Figure 1. Differentiation of hiPSCs derived from diabetic patients into various cell types for in vitro disease modelling of diabetes and its complications. (Teo et al., Cell Metab, 2013)

Research Interests

Adrian Teo Laboratory

Stem Cells and Diabetes 

​Diabetes is a debilitating chronic disease spiralling out of control, affecting more than 380 million people in the world. People with diabetes commonly develop severe complications such as blindness, cardiovascular diseases, kidney failures and lower limb amputations, leading to an astronomical healthcare burden. Despite intensive research, early mechanisms underlying human pancreatic β cell failure during the development of diabetes remain unclear.

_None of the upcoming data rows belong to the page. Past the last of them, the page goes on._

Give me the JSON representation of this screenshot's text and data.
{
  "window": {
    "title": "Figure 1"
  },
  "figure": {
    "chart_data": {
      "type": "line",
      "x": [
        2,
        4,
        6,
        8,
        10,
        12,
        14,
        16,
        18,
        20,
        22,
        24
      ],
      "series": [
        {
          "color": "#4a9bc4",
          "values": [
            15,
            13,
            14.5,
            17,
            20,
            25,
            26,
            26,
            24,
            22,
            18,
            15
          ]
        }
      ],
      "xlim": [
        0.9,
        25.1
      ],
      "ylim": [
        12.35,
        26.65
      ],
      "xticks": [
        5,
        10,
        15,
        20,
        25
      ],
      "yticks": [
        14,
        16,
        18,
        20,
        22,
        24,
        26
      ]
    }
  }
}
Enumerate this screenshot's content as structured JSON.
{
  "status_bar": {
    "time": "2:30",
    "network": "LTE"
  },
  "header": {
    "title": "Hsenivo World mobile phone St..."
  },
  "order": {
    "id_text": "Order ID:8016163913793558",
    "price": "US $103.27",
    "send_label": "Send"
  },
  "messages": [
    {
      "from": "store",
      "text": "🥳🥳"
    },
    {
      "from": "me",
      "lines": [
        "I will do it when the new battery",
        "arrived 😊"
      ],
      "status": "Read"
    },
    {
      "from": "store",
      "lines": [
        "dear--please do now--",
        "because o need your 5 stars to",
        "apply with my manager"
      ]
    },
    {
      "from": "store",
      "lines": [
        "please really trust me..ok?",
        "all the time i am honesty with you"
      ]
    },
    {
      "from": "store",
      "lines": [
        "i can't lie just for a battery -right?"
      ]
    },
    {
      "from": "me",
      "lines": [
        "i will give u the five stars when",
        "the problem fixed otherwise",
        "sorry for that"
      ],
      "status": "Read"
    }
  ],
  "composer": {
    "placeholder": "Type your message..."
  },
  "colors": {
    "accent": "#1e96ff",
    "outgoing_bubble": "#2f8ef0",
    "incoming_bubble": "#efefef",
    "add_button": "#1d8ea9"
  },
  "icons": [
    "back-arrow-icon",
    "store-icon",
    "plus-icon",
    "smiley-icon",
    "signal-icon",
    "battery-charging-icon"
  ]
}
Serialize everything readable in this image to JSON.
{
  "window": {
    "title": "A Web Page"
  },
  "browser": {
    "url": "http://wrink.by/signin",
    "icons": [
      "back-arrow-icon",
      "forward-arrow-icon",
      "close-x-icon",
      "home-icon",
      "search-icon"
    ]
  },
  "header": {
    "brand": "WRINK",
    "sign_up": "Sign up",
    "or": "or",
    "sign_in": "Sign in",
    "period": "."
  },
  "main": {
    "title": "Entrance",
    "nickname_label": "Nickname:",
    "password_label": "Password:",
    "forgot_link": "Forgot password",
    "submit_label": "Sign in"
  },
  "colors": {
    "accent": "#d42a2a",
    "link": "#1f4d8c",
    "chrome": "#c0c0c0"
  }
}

Species-specific differences in pancreas development, islet architecture and distribution pattern of islet cells necessitate a human model for diabetes research. 

The Stem Cell and Diabetes Laboratory seeks to leverage on human pluripotent stem cells (hPSCs) and their directed differentiation into pancreatic cells and cell types affected in diabetic complications to dissect the pathology of diabetes and its complications (Figure 1). The three main thrusts of the lab are: 

1)     Modelling and studying human pancreas development in vitro

​hPSCs will be differentiated into human pancreatic cells to study the development and formation of functionally mature β cells. This is aimed at identifying critical steps, key pathways and mechanisms which guide human β cell development and maturation. It is hoped that one would be able to produce sufficient mature functional human β cells for cell replacement therapy to achieve physiological control of blood glucose levels. 

​2)     Studying mechanisms by which genes and gene variants cause diabetes ​

hiPSCs derived from patients with maturity onset diabetes of the young (MODY), a monogenic form of diabetes, will be used to study human β cell development, maturation and function. hiPSCs derived from diabetic patients with a risk allele that could potentially confer diabetes susceptibility will be differentiated into pancreatic cells to functionalise gene variants associated with diabetes. The tracking of early diabetes progression in vitro seeks to pinpoint mechanisms of β cell demise at the earliest stage(s). This is otherwise not possible given that clinical manifestation of overt diabetes in humans takes decades to occur and patient material is inaccessible.  ​

3)     Studying mechanisms underlying diabetic complications  ​

hiPSCs derived from diabetic patients with and without complications, such as diabetic nephropathy, will be differentiated into kidney cells to elucidate genetic and epigenetic perturbations which occur in cells/tissues/organs constantly exposed to hyperglycemia.